However, if unemployment at an organization suddenly spikes, a nonprofit can find itself with a large unfunded liability. To mitigate this risk, nonprofits need to take advantage of alternative methods for meeting their obligation. An unemployment savings program or bonded service program are two ways that nonprofits can save on UI tax costs while providing a safety net if claims suddenly jump. Unlike SUI tax pools, nonprofits can make these payments quarterly and know what the amount is upfront.
The ability to properly budget for the cost of UI helps ensure that the costs are not pushed down the road while waiting for grant funding or other revenue. Maintaining more control over the cost of UI will free up funds and budget space to help prepare for other obligations such as payroll tax. To properly take advantage of alternative methods for meeting UI costs, nonprofits should turn to experts in the field. Those who understand the system can help nonprofits avoid overpaying claims and choose the method that is best for the organization.

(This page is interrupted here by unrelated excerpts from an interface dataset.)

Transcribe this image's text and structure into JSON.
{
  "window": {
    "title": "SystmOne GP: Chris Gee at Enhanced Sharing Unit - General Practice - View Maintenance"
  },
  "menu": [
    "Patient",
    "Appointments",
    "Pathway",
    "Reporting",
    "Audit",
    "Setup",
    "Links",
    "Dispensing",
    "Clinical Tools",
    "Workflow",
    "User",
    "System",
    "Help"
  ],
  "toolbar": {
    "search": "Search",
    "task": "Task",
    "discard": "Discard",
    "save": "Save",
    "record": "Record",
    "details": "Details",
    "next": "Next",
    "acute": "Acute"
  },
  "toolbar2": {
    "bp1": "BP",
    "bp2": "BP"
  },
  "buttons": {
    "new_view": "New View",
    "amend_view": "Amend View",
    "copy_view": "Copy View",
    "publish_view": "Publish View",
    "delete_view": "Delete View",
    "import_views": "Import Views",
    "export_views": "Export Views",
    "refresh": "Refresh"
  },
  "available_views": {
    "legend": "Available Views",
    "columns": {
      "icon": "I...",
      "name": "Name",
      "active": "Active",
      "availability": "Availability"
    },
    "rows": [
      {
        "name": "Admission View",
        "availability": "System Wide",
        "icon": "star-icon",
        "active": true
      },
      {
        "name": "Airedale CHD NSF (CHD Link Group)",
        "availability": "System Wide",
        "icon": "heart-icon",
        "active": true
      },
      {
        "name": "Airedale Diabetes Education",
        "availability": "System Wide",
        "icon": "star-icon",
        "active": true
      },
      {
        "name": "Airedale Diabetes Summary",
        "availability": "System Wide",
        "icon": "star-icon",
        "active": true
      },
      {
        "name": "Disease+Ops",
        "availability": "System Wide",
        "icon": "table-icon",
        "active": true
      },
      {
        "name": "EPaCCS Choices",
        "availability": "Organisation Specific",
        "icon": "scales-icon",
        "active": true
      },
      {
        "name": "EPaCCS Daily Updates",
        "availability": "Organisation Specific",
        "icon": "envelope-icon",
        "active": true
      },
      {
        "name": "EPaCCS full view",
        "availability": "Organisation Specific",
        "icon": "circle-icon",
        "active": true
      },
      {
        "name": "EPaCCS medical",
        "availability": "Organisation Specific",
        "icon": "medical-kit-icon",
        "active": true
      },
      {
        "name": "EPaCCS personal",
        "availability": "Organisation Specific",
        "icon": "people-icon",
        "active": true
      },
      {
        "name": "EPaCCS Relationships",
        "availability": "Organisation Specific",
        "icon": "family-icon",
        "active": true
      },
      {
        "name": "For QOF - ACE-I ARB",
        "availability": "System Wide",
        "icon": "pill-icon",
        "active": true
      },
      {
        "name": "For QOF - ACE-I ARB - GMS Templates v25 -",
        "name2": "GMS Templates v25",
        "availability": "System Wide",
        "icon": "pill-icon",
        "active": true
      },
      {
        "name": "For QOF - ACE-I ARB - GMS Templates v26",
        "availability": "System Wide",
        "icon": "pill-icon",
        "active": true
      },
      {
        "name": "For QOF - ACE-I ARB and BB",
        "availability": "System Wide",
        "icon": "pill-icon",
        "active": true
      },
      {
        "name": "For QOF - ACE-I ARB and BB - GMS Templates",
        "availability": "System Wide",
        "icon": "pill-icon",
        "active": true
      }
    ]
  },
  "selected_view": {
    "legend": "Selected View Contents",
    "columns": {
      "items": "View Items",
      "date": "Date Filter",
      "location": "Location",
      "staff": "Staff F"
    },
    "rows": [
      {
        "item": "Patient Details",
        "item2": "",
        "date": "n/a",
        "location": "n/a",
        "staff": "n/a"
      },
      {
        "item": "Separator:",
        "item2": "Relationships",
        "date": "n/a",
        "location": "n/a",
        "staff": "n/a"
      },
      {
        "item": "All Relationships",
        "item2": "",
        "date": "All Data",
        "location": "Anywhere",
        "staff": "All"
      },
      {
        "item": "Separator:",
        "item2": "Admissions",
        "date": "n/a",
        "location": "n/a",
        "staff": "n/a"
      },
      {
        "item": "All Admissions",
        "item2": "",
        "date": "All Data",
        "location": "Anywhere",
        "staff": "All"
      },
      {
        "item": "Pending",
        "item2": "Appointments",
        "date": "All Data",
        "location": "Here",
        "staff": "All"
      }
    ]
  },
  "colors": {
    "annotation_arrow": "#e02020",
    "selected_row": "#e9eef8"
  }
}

For information on how your organization can cost-effectively meet its unemployment insurance needs, contact First Nonprofit Group at FNCUI@firstnonprofit.com or visit www.firstnonprofitcompanies.com.
Working with Marshal Whittey at First Nonprofit has been a great experience. He handles our request as a priority and goes above and beyond to resolve any issues we have in a timely manner. Marshall follows through to the end and ensures our needs are met. He has been a great resource for LSC and our “go to” for any tax questions we may have. With LSC transitioning several facilities into one federal tax identification number, First Nonprofit was able to assist and provide guidance with best practices resolving claims to each entity. Additionally First Nonprofit provided knowledge (information materials) and one on one training to HRS group with best practices to handle claims state adjudicated, fraudulent claims, and appeals. And processing information in the First Nonprofit [unemployment claims] system allows for timely information can be collected.
My experience with FNP has been wonderful. Unemployment in general is quite confusing and FNP has simplified the process for us. Everyone we have reached out to or worked with has been very helpful and follows up to be sure we understand the information. I am so happy we made the switch to FNP!
First Nonprofit smoothed the unemployment perils for our organization during Covid. Without the ability to cap our UI exposure, we would not have been able to weather the storm. The program worked perfectly and we have come out of the pandemic ready to forge on. Thanks FNP!
My experience with the FNP has been fantastic. The idea of setting funds aside for the unemployment tax liability is a bedrock for nonprofit organizations like mine, namely ASHBA; what is even more advantageous is having the FNP as a custodian of those funds. 100% recommended!
I would like to comment on my experience with FNP….to date our District has saved $1,000’s of dollars by being enrolled in the First Nonprofit program. My only regret is that we did not know about this method of paying unemployment tax years ago….as I had figured about five years
ago, had we enrolled 15-20 years ago, we could have saved our small school district upwards of $500,000 in payments to IDES. Also we would have had a pretty hefty sum of money in our Reserve Account. Thankfully I attended a workshop hosted by First Nonprofit back in 2015 which got the ball rolling!
I have worked with the First Non-Profit Team for many years, and I appreciate the quick response and care that Cecilia and the team provides anytime I have questions. While there are other providers that may provide like services, First Nonprofit will always be my first choice! I appreciate you!
First Nonprofit has been easy to work with and makes the administrative process easier and smoother. We enjoy working with you.
Luckily for us, our interactions regarding any issues with staffing has been very minimal! I can say that all other interactions with regards to billing, 941 reporting, etc. have been extremely pleasant, accommodating and easy to work with. Kim Ghanayem is always prompt, professional and friendly. Thank you so much!